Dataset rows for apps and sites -
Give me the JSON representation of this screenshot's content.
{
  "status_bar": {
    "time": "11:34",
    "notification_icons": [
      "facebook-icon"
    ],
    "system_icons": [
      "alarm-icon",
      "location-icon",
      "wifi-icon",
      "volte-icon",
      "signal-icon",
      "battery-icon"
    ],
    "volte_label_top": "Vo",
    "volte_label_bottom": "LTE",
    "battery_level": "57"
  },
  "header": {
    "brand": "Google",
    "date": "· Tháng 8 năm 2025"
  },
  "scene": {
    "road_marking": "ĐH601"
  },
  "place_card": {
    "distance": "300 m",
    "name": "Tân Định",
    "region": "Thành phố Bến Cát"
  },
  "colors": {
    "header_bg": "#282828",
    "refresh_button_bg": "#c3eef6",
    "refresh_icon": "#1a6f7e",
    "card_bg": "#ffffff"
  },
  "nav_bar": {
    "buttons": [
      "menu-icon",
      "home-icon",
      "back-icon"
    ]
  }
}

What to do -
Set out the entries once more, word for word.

Solved problem -
Give me the JSON representation of this screenshot's content.
{
  "status_bar": {
    "time": "11:34",
    "notification_icons": [
      "facebook-icon"
    ],
    "system_icons": [
      "alarm-icon",
      "location-icon",
      "wifi-icon",
      "volte-icon",
      "signal-icon",
      "battery-icon"
    ],
    "volte_label_top": "Vo",
    "volte_label_bottom": "LTE",
    "battery_level": "57"
  },
  "header": {
    "brand": "Google",
    "date": "· Tháng 8 năm 2025"
  },
  "scene": {
    "road_marking": "ĐH601"
  },
  "place_card": {
    "distance": "300 m",
    "name": "Tân Định",
    "region": "Thành phố Bến Cát"
  },
  "colors": {
    "header_bg": "#282828",
    "refresh_button_bg": "#c3eef6",
    "refresh_icon": "#1a6f7e",
    "card_bg": "#ffffff"
  },
  "nav_bar": {
    "buttons": [
      "menu-icon",
      "home-icon",
      "back-icon"
    ]
  }
}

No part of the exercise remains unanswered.